Democratic presidential candidate Andrew Yang only gained 5 percent support in two out of the four DNC-approved qualifying polls needed to make the January debate next week, meaning he will not take the stage this month. The news could be a blow amid recent polls that show him on the rise.
Following Friday’s deadline for the debate, the campaign released a statement addressing the news, pointing to the latest survey from CNN and The Des Moines Register — the hosts of the debate — that put Yang at 5 percent support. The statement included two internal polls that the campaign commissioned from Patinkin Research Strategies and Myers Research in the early states of New Hampshire and Nevada, respectively, both of which put Yang at 5 percent support.

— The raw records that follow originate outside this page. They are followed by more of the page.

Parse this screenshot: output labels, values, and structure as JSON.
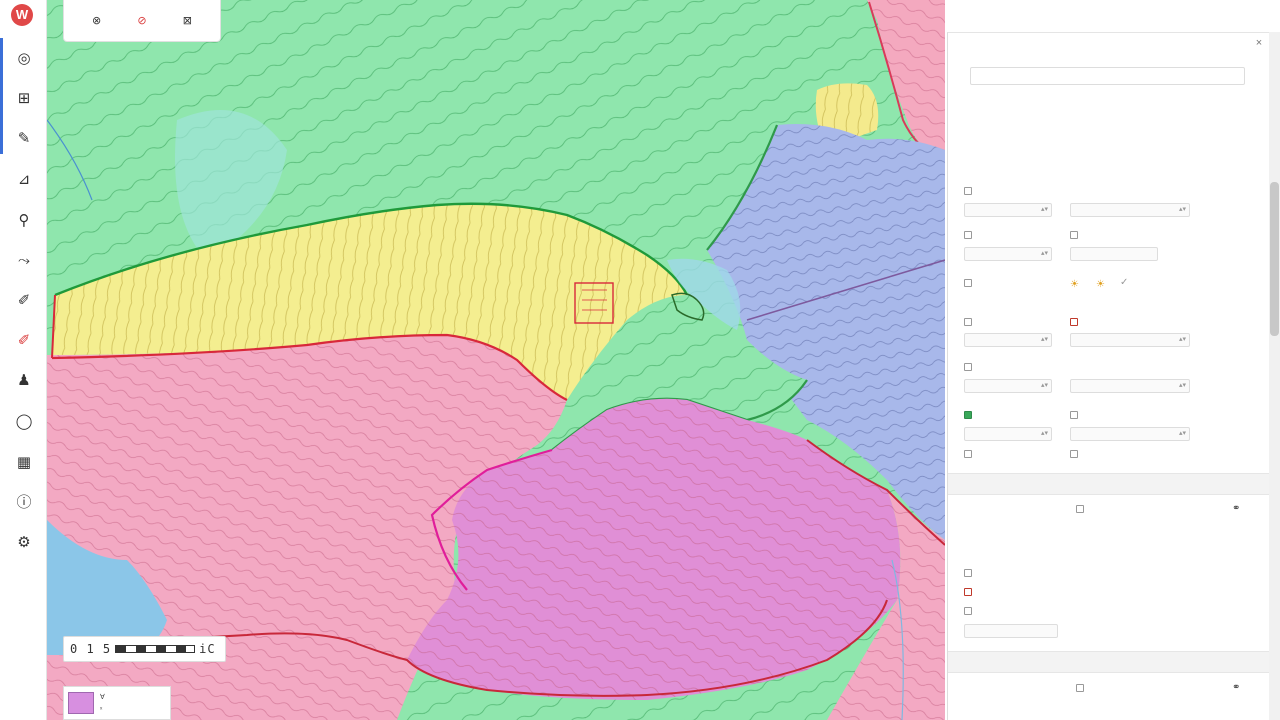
{
  "app": {
    "logo_text": "W",
    "colors": {
      "accent": "#3b6fd8",
      "logo": "#e04848",
      "warn": "#c0392b"
    }
  },
  "left_toolbar": {
    "tools": [
      {
        "icon": "globe-icon",
        "glyph": "◎"
      },
      {
        "icon": "layers-icon",
        "glyph": "⊞"
      },
      {
        "icon": "draw-icon",
        "glyph": "✎"
      },
      {
        "icon": "measure-icon",
        "glyph": "⊿"
      },
      {
        "icon": "pin-icon",
        "glyph": "⚲"
      },
      {
        "icon": "route-icon",
        "glyph": "⤳"
      },
      {
        "icon": "pencil-icon",
        "glyph": "✐"
      },
      {
        "icon": "marker-icon",
        "glyph": "✐"
      },
      {
        "icon": "person-icon",
        "glyph": "♟"
      },
      {
        "icon": "circle-icon",
        "glyph": "◯"
      },
      {
        "icon": "grid-icon",
        "glyph": "▦"
      },
      {
        "icon": "info-icon",
        "glyph": "ⓘ"
      },
      {
        "icon": "settings-icon",
        "glyph": "⚙"
      }
    ]
  },
  "mini_toolbar": {
    "buttons": [
      {
        "glyph": "⊗",
        "label": "▪"
      },
      {
        "glyph": "⊘",
        "label": "▪"
      },
      {
        "glyph": "⊠",
        "label": "▪"
      }
    ]
  },
  "map": {
    "scale_text": "0 1 5 ",
    "scale_suffix": "iC",
    "legend_line1": "Ɐ",
    "legend_line2": "ₓ"
  },
  "panel": {
    "title": "",
    "search_placeholder": "",
    "subtitle": "",
    "warning": "",
    "warning_sub": "",
    "col_left": "",
    "col_right": "",
    "rows": [],
    "sections": []
  }
}
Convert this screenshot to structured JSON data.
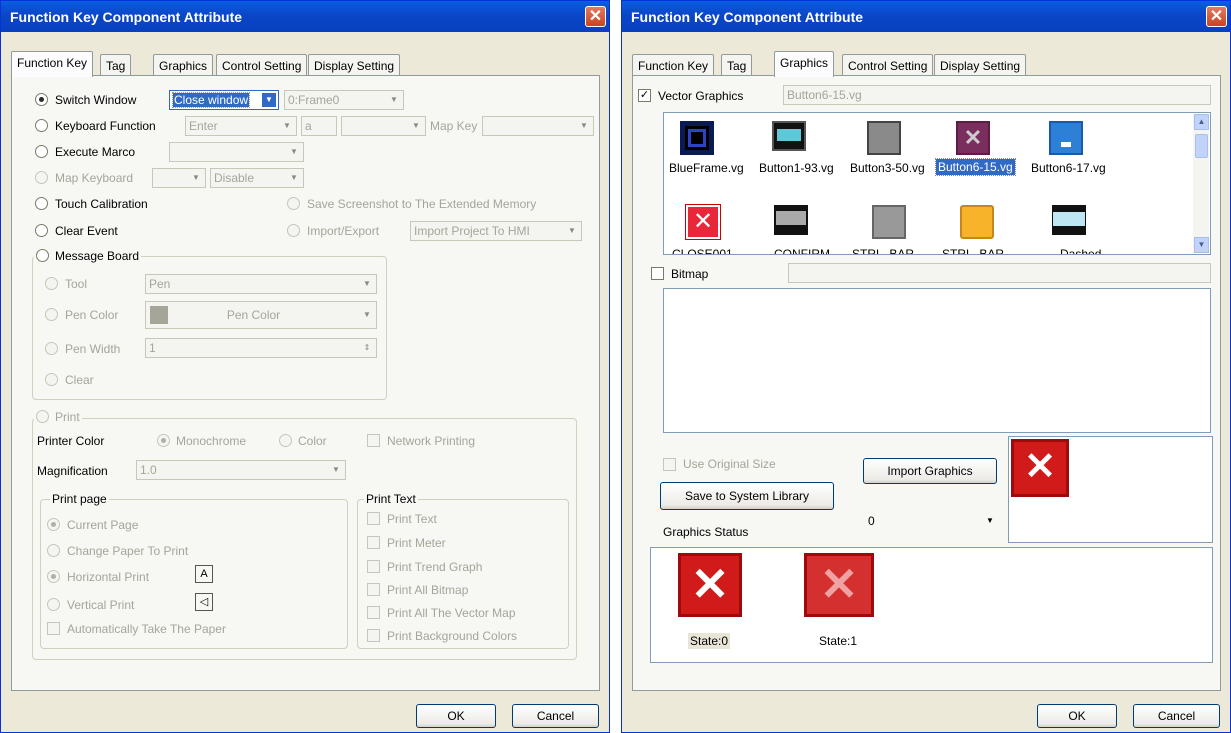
{
  "left": {
    "title": "Function Key Component Attribute",
    "tabs": [
      "Function Key",
      "Tag",
      "Graphics",
      "Control Setting",
      "Display Setting"
    ],
    "switch_window": {
      "label": "Switch Window",
      "value": "Close window",
      "frame": "0:Frame0"
    },
    "keyboard_function": {
      "label": "Keyboard Function",
      "value": "Enter",
      "char": "a",
      "map_key": "Map Key"
    },
    "execute_marco": "Execute Marco",
    "map_keyboard": {
      "label": "Map Keyboard",
      "mode": "Disable"
    },
    "touch_calibration": "Touch Calibration",
    "save_screenshot": "Save Screenshot to The Extended Memory",
    "clear_event": "Clear Event",
    "import_export": {
      "label": "Import/Export",
      "value": "Import Project To HMI"
    },
    "message_board": {
      "label": "Message Board",
      "tool": "Tool",
      "tool_value": "Pen",
      "pen_color": "Pen Color",
      "pen_color_value": "Pen Color",
      "pen_width": "Pen Width",
      "pen_width_value": "1",
      "clear": "Clear"
    },
    "print": {
      "label": "Print",
      "printer_color": "Printer Color",
      "monochrome": "Monochrome",
      "color": "Color",
      "network_printing": "Network Printing",
      "magnification": "Magnification",
      "magnification_value": "1.0"
    },
    "print_page": {
      "label": "Print page",
      "current": "Current Page",
      "change_paper": "Change Paper To Print",
      "horizontal": "Horizontal Print",
      "vertical": "Vertical Print",
      "auto_take": "Automatically Take The Paper"
    },
    "print_text": {
      "label": "Print Text",
      "items": [
        "Print Text",
        "Print Meter",
        "Print Trend Graph",
        "Print All Bitmap",
        "Print All The Vector Map",
        "Print Background Colors"
      ]
    },
    "ok": "OK",
    "cancel": "Cancel"
  },
  "right": {
    "title": "Function Key Component Attribute",
    "tabs": [
      "Function Key",
      "Tag",
      "Graphics",
      "Control Setting",
      "Display Setting"
    ],
    "vector_graphics": {
      "label": "Vector Graphics",
      "file": "Button6-15.vg"
    },
    "vg_items": [
      "BlueFrame.vg",
      "Button1-93.vg",
      "Button3-50.vg",
      "Button6-15.vg",
      "Button6-17.vg"
    ],
    "vg_row2": [
      "CLOSE001",
      "CONFIRM",
      "STRL_BAR",
      "STRL_BAR",
      "Dashed"
    ],
    "bitmap": "Bitmap",
    "use_original_size": "Use Original Size",
    "import_graphics": "Import Graphics",
    "save_system_library": "Save to System Library",
    "graphics_status": "Graphics Status",
    "status_value": "0",
    "states": [
      "State:0",
      "State:1"
    ],
    "ok": "OK",
    "cancel": "Cancel"
  }
}
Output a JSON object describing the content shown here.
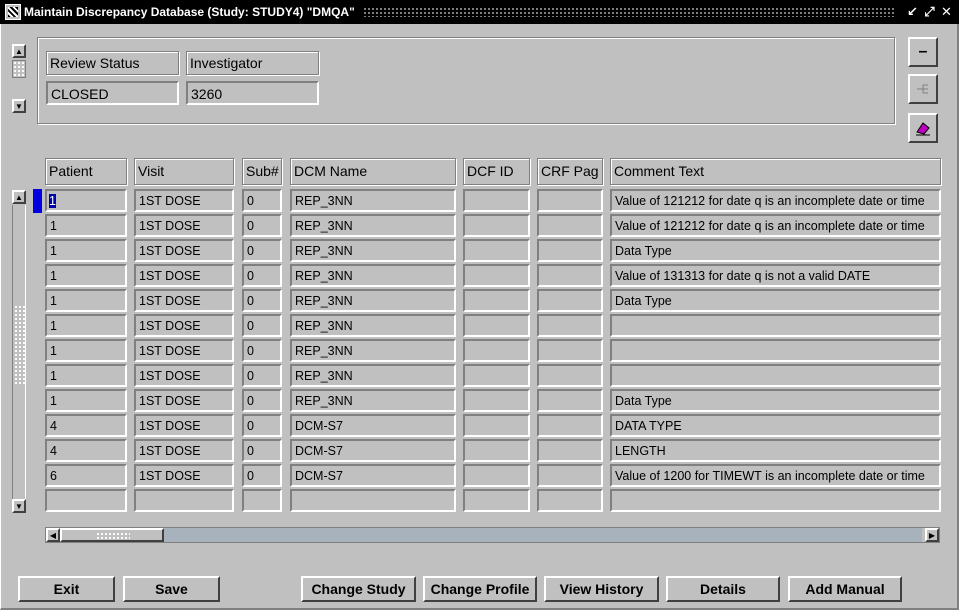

The campaign noted that the Democratic Party has worked with both pollsters for years. In addition, the pollsters have reportedly conducted surveys for party organizations like the Democratic Congressional Campaign Committee, Democratic Senatorial Campaign Committee, Democratic Governors Association, Democratic Legislative Campaign Committee, and National Democratic County Officials.
“Both pollsters would have been considered by the DNC if they had commissioned any early state polls,” the statement reads.
“If the DNC had only done their due diligence and commissioned polls in the early states, Andrew Yang would certainly be on the debate stage next week,” said campaign chief Nick Ryan. “We are not going to allow the DNC to dictate who they wish to see as the nominee and deny the will of the people.”
Ryan continued to claim that the defining issues of the current election, as well as the “future of our country,” cannot be ignored in favor of “staged political bickering.”
“The DNC tried to run this same play in 2016 and they paid for it with a loss in the general.”
— Andrew Yang???? (@AndrewYang) January 11, 2020
Yang previously called out the DNC for its lack of early state polls — a criticism that was supported by fellow candidates Cory Booker and Tom Steyer. The 44-year-old serial entrepreneur noted that early states like Iowa, New Hampshire, Nevada, and South Carolina are where all of the candidates have invested much of their time, staff, and resources.
The Yang campaign’s senior adviser, Steve Marchand, also criticized the DNC, noting that the polling criteria were meant to gauge to results of candidates’ efforts to work early states. He suggested that with no early state polls between the debates, the concept “falls apart.”
RealClearPolitics puts Yang in sixth place in the primary with 3.5 percent support. His position is notable as other candidates polling lower than him — Tom Steyer and Amy Klobuchar — qualified for the debate.